> [Exercise description]
Go through the records below and tally the lines that include "JSON". Answer with the number only.
[Start of Attachment]
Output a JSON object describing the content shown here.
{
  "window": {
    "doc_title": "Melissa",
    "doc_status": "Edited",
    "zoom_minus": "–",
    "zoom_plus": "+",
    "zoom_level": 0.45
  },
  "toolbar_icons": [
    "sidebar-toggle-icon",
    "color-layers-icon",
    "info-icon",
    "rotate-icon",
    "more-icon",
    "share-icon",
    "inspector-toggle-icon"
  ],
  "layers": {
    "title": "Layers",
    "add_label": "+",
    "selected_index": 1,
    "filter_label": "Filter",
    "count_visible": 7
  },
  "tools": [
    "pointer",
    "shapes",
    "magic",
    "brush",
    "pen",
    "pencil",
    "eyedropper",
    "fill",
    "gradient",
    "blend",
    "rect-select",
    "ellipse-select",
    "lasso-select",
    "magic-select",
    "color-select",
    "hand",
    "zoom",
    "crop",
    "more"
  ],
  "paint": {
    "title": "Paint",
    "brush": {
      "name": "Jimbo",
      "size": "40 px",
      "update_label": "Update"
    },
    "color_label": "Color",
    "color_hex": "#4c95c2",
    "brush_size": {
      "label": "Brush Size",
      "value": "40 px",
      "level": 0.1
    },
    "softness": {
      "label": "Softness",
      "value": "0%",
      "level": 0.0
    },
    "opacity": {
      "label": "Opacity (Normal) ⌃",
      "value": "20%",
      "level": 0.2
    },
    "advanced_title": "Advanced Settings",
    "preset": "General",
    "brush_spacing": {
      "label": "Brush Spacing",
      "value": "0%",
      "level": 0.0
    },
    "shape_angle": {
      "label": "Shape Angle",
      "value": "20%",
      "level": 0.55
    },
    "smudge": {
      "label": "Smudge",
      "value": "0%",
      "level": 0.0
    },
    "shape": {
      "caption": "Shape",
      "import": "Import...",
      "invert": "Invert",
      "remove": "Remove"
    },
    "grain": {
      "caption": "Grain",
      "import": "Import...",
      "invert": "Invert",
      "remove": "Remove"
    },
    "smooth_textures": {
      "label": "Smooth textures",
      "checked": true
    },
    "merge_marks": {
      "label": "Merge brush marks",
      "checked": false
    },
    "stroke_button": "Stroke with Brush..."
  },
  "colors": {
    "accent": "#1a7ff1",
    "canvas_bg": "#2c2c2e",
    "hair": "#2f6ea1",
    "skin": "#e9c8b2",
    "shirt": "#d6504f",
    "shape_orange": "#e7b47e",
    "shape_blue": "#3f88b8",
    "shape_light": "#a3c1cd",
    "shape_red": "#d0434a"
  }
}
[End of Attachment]
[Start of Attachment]
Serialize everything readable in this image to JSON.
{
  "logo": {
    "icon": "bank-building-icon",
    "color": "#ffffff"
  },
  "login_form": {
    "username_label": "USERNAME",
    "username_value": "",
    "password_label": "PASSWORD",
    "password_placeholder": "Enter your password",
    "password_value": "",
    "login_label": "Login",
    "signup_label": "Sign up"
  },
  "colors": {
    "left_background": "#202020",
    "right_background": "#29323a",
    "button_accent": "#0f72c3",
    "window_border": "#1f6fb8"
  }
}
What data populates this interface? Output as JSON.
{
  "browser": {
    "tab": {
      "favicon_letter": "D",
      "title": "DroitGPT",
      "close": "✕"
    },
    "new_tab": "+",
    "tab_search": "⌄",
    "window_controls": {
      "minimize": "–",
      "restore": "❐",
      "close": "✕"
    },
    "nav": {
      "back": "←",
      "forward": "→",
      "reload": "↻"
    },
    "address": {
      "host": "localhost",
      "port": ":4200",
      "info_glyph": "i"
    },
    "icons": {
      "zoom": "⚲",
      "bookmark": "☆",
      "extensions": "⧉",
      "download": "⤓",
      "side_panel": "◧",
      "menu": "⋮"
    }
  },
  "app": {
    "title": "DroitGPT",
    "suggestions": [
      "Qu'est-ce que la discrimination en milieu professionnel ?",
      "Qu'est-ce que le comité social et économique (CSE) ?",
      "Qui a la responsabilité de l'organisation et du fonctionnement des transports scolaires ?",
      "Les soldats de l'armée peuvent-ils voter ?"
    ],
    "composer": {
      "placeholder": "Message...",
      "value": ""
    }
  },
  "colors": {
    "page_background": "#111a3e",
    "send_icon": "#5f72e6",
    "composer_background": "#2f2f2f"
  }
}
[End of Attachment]
> [Response to the task]
3